The second half of the exhibit was all about the Spinosaurus itself, with the centerpiece being a huge reconstruction of the 50 ft beast. The display of the skeleton was quite good – it was in a dynamic position, ready to swallow a large saw-toothed fish. Around the room, there were plaques explaining the unique aspects of the Spinosaurus’ biology, from the sail on its back to its jaw full of sharp teeth perfect for eating fish. There were also a few other exhibits showing skeletons and models of dinosaur species that lived in the same region around the same time. I especially enjoyed a pterosaur overhead, looking like it would dive down any moment.
There were also some neat things about the set-up of the exhibit. The skeleton itself wasn’t the actual fossil – it was a 3D-printed model, made out of plastic. Also, a small comment at the end of the exhibit noted that when it finished, all of the fossils would be returned to Morocco. As the British Museum still has a patronizing message posted about how they can’t trust Greece enough to return parts of the Parthenon to them, I appreciated that consideration.
Nonetheless, there were some aspects that didn’t quite fulfill my high expectations. The exhibit was rather small, limited by both the lack of space and the fact it mainly focused on one species. It wasn’t very interactive, with only the aforementioned small “touchy-feely” aspects and a couple of iPads that repeated the same information on the panels. While I went to the exhibit because I was personally interested, I could see the fact that it wasn’t designed for small children could be frustrating for some parents. The history part would probably be dry to anyone under 10 and the discovery is so new that there’s simply not that much we know. Unlike the Smithsonians, the National Geographic Museum has an entry fee, so it seems especially important for its exhibits to prove their worth.
My frustration was undoubtably compounded by the fact that I had to cater to the whims of a sleep-deprived toddler. As Sprout refused to nap earlier in the day and we were in a museum, I was a little nervous about setting off the Whines. So I tried to read as much as I could while also following his lead. Unfortunately, he wasn’t interested in anything for more than 30 seconds, so I could only read dribs and drabs of text before being dragged away by an insistent little person. The panels weren’t very long at all, but some of them required me making two, three or even four passes to read. I came away with the impression of having read a series of tweets instead of a cohesive story. While I could have passed him off to Chris, I entertained hopes of a mommy-son museum bonding experience over dinosaurs. By the time I realized those hopes were misplaced, Chris was so far behind in his leisurely perusal that I couldn’t find him. Plus, as he’s Sprout’s primary caretaker, I like giving him a break on weekends and spending that one-on-one time with my son.
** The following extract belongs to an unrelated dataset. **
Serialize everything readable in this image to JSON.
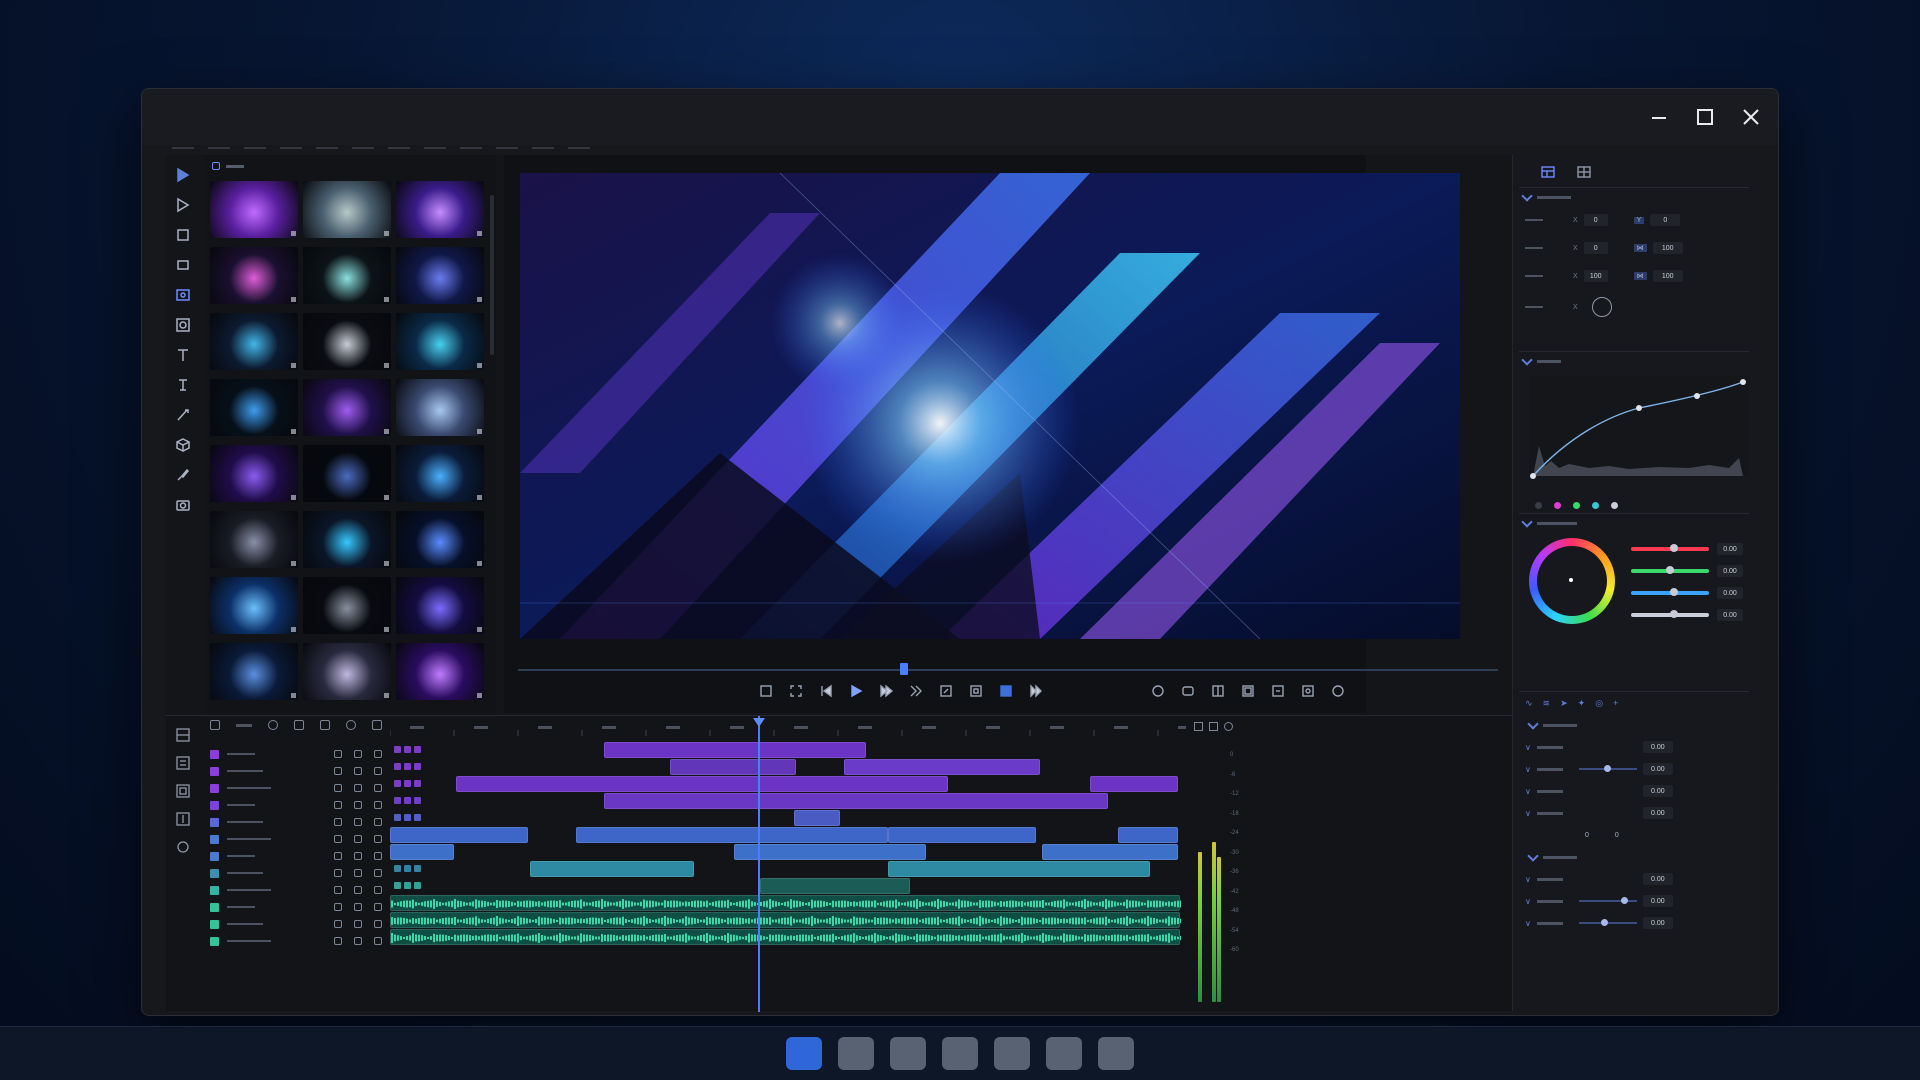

When Chris finally caught up – as I tried to manage the tiny bull in the gift shop – we went over to the museum’s other exhibit, Food: Our Global Kitchen. Needless to say, this was an extraordinarily broad topic. While I skimmed most of it, there were a couple of notable attractions. They had a series of kiosks where you could push a button and smell a food, including garlic, fennel and cinnamon. Sprout very much liked both smashing the buttons and sniffing the air. There was also a “test kitchen” that offered different samples each day. Much to my surprise, Sprout loved their green smoothies, to the point where he tried to lick the empty cup and fussed when I threw it away.
I do wish that we could have come when Sprout was a bit older and could appreciate it more, but the exhibit closes this spring. But considering the National Museum of Natural History’s Fossil Hall is closed for major renovations until Sprout is 6 (although some skeletons have been relocated), the Spinosaurus exhibit was a good hold-over.